Required work: Read the entries that follow and give each one again precisely.

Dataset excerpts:
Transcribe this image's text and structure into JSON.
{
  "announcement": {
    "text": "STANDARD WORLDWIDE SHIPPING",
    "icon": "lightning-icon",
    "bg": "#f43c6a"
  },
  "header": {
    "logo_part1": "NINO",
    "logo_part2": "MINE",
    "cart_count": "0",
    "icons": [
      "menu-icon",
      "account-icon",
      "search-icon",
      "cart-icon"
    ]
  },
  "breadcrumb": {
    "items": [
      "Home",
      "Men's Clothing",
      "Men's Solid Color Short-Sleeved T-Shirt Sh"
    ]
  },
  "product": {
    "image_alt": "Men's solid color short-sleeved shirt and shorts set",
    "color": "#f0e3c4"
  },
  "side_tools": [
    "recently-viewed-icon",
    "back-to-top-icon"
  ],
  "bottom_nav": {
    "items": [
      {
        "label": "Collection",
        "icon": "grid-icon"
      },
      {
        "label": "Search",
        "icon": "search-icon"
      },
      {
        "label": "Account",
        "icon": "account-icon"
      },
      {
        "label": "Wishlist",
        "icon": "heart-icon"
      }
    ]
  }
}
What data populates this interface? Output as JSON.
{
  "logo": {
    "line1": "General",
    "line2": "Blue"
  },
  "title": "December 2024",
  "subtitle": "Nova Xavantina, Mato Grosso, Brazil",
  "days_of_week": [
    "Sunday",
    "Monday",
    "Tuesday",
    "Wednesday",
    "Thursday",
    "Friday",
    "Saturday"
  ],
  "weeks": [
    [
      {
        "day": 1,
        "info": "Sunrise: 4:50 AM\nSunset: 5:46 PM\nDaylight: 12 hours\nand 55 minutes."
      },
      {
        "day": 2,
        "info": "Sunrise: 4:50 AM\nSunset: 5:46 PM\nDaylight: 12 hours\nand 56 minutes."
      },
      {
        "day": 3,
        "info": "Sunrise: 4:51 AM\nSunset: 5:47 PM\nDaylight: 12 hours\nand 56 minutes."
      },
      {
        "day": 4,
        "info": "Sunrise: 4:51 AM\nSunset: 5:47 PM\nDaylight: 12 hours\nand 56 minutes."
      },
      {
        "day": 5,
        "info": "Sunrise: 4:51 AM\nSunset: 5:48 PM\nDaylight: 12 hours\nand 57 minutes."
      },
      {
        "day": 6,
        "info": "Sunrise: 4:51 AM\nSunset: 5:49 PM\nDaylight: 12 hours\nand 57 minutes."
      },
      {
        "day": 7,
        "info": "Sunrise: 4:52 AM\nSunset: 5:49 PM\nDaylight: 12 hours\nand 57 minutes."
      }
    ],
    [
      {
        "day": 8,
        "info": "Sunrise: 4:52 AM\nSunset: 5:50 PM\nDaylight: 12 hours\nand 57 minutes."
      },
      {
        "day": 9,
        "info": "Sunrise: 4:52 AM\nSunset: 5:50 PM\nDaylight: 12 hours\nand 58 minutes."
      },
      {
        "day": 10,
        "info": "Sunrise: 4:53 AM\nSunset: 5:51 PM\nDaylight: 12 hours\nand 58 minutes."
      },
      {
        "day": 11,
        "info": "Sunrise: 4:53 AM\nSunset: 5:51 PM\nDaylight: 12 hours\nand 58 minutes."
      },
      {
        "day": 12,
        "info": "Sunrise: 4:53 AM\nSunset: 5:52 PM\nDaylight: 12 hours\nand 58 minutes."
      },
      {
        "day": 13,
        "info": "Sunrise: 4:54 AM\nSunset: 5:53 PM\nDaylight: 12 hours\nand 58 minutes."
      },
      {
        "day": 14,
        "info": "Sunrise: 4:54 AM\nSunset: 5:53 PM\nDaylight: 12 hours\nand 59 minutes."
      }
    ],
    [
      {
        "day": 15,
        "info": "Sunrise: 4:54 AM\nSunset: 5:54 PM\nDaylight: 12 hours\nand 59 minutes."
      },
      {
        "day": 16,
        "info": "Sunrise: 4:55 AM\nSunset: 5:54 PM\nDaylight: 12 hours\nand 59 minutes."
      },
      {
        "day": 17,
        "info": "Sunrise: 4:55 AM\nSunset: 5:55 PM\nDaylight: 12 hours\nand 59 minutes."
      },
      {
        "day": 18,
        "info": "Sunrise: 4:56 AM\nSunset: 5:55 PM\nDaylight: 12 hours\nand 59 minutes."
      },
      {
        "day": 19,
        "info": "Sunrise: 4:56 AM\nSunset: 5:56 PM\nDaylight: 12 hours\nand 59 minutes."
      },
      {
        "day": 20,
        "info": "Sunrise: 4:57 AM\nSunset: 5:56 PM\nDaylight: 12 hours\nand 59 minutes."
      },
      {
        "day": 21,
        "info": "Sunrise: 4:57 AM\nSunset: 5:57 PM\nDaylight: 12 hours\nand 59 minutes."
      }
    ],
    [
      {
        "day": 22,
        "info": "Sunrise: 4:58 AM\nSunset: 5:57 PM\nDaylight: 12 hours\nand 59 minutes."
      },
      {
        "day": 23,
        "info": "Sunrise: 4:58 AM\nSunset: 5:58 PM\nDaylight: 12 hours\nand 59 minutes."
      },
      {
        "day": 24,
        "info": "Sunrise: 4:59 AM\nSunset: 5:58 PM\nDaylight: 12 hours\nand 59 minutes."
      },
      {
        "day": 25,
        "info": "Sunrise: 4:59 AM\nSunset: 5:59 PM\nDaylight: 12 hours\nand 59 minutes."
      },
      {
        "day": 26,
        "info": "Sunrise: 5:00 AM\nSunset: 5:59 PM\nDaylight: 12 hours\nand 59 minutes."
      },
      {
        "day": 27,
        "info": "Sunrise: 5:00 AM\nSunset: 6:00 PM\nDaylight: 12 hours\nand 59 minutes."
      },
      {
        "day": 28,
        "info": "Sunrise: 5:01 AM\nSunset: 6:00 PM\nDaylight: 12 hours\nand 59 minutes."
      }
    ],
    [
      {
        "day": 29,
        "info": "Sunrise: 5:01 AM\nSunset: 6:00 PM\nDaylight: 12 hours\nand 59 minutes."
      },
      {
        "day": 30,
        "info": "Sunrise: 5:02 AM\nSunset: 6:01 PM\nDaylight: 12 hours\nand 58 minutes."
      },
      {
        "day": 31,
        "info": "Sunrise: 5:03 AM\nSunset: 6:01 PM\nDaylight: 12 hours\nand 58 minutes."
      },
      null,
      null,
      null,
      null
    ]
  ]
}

Result below:
Transcribe this image's text and structure into JSON.
{
  "announcement": {
    "text": "STANDARD WORLDWIDE SHIPPING",
    "icon": "lightning-icon",
    "bg": "#f43c6a"
  },
  "header": {
    "logo_part1": "NINO",
    "logo_part2": "MINE",
    "cart_count": "0",
    "icons": [
      "menu-icon",
      "account-icon",
      "search-icon",
      "cart-icon"
    ]
  },
  "breadcrumb": {
    "items": [
      "Home",
      "Men's Clothing",
      "Men's Solid Color Short-Sleeved T-Shirt Sh"
    ]
  },
  "product": {
    "image_alt": "Men's solid color short-sleeved shirt and shorts set",
    "color": "#f0e3c4"
  },
  "side_tools": [
    "recently-viewed-icon",
    "back-to-top-icon"
  ],
  "bottom_nav": {
    "items": [
      {
        "label": "Collection",
        "icon": "grid-icon"
      },
      {
        "label": "Search",
        "icon": "search-icon"
      },
      {
        "label": "Account",
        "icon": "account-icon"
      },
      {
        "label": "Wishlist",
        "icon": "heart-icon"
      }
    ]
  }
}
What data populates this interface? Output as JSON.
{
  "logo": {
    "line1": "General",
    "line2": "Blue"
  },
  "title": "December 2024",
  "subtitle": "Nova Xavantina, Mato Grosso, Brazil",
  "days_of_week": [
    "Sunday",
    "Monday",
    "Tuesday",
    "Wednesday",
    "Thursday",
    "Friday",
    "Saturday"
  ],
  "weeks": [
    [
      {
        "day": 1,
        "info": "Sunrise: 4:50 AM\nSunset: 5:46 PM\nDaylight: 12 hours\nand 55 minutes."
      },
      {
        "day": 2,
        "info": "Sunrise: 4:50 AM\nSunset: 5:46 PM\nDaylight: 12 hours\nand 56 minutes."
      },
      {
        "day": 3,
        "info": "Sunrise: 4:51 AM\nSunset: 5:47 PM\nDaylight: 12 hours\nand 56 minutes."
      },
      {
        "day": 4,
        "info": "Sunrise: 4:51 AM\nSunset: 5:47 PM\nDaylight: 12 hours\nand 56 minutes."
      },
      {
        "day": 5,
        "info": "Sunrise: 4:51 AM\nSunset: 5:48 PM\nDaylight: 12 hours\nand 57 minutes."
      },
      {
        "day": 6,
        "info": "Sunrise: 4:51 AM\nSunset: 5:49 PM\nDaylight: 12 hours\nand 57 minutes."
      },
      {
        "day": 7,
        "info": "Sunrise: 4:52 AM\nSunset: 5:49 PM\nDaylight: 12 hours\nand 57 minutes."
      }
    ],
    [
      {
        "day": 8,
        "info": "Sunrise: 4:52 AM\nSunset: 5:50 PM\nDaylight: 12 hours\nand 57 minutes."
      },
      {
        "day": 9,
        "info": "Sunrise: 4:52 AM\nSunset: 5:50 PM\nDaylight: 12 hours\nand 58 minutes."
      },
      {
        "day": 10,
        "info": "Sunrise: 4:53 AM\nSunset: 5:51 PM\nDaylight: 12 hours\nand 58 minutes."
      },
      {
        "day": 11,
        "info": "Sunrise: 4:53 AM\nSunset: 5:51 PM\nDaylight: 12 hours\nand 58 minutes."
      },
      {
        "day": 12,
        "info": "Sunrise: 4:53 AM\nSunset: 5:52 PM\nDaylight: 12 hours\nand 58 minutes."
      },
      {
        "day": 13,
        "info": "Sunrise: 4:54 AM\nSunset: 5:53 PM\nDaylight: 12 hours\nand 58 minutes."
      },
      {
        "day": 14,
        "info": "Sunrise: 4:54 AM\nSunset: 5:53 PM\nDaylight: 12 hours\nand 59 minutes."
      }
    ],
    [
      {
        "day": 15,
        "info": "Sunrise: 4:54 AM\nSunset: 5:54 PM\nDaylight: 12 hours\nand 59 minutes."
      },
      {
        "day": 16,
        "info": "Sunrise: 4:55 AM\nSunset: 5:54 PM\nDaylight: 12 hours\nand 59 minutes."
      },
      {
        "day": 17,
        "info": "Sunrise: 4:55 AM\nSunset: 5:55 PM\nDaylight: 12 hours\nand 59 minutes."
      },
      {
        "day": 18,
        "info": "Sunrise: 4:56 AM\nSunset: 5:55 PM\nDaylight: 12 hours\nand 59 minutes."
      },
      {
        "day": 19,
        "info": "Sunrise: 4:56 AM\nSunset: 5:56 PM\nDaylight: 12 hours\nand 59 minutes."
      },
      {
        "day": 20,
        "info": "Sunrise: 4:57 AM\nSunset: 5:56 PM\nDaylight: 12 hours\nand 59 minutes."
      },
      {
        "day": 21,
        "info": "Sunrise: 4:57 AM\nSunset: 5:57 PM\nDaylight: 12 hours\nand 59 minutes."
      }
    ],
    [
      {
        "day": 22,
        "info": "Sunrise: 4:58 AM\nSunset: 5:57 PM\nDaylight: 12 hours\nand 59 minutes."
      },
      {
        "day": 23,
        "info": "Sunrise: 4:58 AM\nSunset: 5:58 PM\nDaylight: 12 hours\nand 59 minutes."
      },
      {
        "day": 24,
        "info": "Sunrise: 4:59 AM\nSunset: 5:58 PM\nDaylight: 12 hours\nand 59 minutes."
      },
      {
        "day": 25,
        "info": "Sunrise: 4:59 AM\nSunset: 5:59 PM\nDaylight: 12 hours\nand 59 minutes."
      },
      {
        "day": 26,
        "info": "Sunrise: 5:00 AM\nSunset: 5:59 PM\nDaylight: 12 hours\nand 59 minutes."
      },
      {
        "day": 27,
        "info": "Sunrise: 5:00 AM\nSunset: 6:00 PM\nDaylight: 12 hours\nand 59 minutes."
      },
      {
        "day": 28,
        "info": "Sunrise: 5:01 AM\nSunset: 6:00 PM\nDaylight: 12 hours\nand 59 minutes."
      }
    ],
    [
      {
        "day": 29,
        "info": "Sunrise: 5:01 AM\nSunset: 6:00 PM\nDaylight: 12 hours\nand 59 minutes."
      },
      {
        "day": 30,
        "info": "Sunrise: 5:02 AM\nSunset: 6:01 PM\nDaylight: 12 hours\nand 58 minutes."
      },
      {
        "day": 31,
        "info": "Sunrise: 5:03 AM\nSunset: 6:01 PM\nDaylight: 12 hours\nand 58 minutes."
      },
      null,
      null,
      null,
      null
    ]
  ]
}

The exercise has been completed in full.